Task prompt — Whenever a line in the entries below contains "Kamera", copy that line.

(Items from an interface collection)
*** Begin section ***

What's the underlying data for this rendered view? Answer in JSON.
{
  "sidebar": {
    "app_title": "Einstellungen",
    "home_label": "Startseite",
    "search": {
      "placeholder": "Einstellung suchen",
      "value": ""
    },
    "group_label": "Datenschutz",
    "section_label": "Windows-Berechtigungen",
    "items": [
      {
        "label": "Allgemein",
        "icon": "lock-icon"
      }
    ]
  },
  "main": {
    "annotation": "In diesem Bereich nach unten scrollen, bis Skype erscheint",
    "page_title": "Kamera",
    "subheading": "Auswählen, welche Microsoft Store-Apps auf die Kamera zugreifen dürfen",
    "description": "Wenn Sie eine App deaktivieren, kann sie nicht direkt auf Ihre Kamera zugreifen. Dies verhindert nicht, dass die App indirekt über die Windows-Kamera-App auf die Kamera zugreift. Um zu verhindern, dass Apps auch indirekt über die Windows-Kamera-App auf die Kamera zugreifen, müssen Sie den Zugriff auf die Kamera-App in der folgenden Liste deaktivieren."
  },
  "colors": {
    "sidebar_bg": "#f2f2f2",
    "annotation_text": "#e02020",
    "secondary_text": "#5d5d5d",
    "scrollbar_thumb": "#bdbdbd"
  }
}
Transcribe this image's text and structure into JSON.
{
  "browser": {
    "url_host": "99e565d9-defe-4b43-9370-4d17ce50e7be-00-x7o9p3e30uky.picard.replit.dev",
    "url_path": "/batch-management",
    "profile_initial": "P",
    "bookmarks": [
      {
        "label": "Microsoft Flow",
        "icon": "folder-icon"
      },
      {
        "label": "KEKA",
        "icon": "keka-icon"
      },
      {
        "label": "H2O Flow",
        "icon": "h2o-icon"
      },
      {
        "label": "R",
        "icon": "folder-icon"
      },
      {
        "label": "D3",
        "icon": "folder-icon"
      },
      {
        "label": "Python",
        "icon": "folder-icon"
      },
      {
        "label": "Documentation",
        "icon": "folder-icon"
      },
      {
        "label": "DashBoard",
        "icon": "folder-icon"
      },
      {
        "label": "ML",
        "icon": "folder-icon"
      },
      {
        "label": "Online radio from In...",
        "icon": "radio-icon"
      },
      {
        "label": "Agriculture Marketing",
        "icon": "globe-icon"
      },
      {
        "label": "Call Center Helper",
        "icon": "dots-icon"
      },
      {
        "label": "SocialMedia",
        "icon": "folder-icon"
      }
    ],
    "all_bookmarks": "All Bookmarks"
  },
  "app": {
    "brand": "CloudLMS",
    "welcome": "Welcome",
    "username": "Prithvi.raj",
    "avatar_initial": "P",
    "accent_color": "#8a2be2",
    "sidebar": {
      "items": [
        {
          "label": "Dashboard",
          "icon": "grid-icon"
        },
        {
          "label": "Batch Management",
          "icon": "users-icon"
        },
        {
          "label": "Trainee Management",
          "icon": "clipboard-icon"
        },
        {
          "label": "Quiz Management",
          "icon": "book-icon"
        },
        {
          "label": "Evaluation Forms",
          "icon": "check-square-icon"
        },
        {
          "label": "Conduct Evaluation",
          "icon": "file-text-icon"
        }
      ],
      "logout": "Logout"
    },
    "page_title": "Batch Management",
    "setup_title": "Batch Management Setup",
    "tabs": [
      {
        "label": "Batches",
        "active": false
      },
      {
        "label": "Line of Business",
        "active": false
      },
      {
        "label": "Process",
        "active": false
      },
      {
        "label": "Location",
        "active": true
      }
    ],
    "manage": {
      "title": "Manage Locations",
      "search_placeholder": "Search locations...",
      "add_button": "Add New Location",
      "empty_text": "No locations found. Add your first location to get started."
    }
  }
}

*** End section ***

Task answer —
    "page_title": "Kamera",
    "subheading": "Auswählen, welche Microsoft Store-Apps auf die Kamera zugreifen dürfen",
    "description": "Wenn Sie eine App deaktivieren, kann sie nicht direkt auf Ihre Kamera zugreifen. Dies verhindert nicht, dass die App indirekt über die Windows-Kamera-App auf die Kamera zugreift. Um zu verhindern, dass Apps auch indirekt über die Windows-Kamera-App auf die Kamera zugreifen, müssen Sie den Zugriff auf die Kamera-App in der folgenden Liste deaktivieren."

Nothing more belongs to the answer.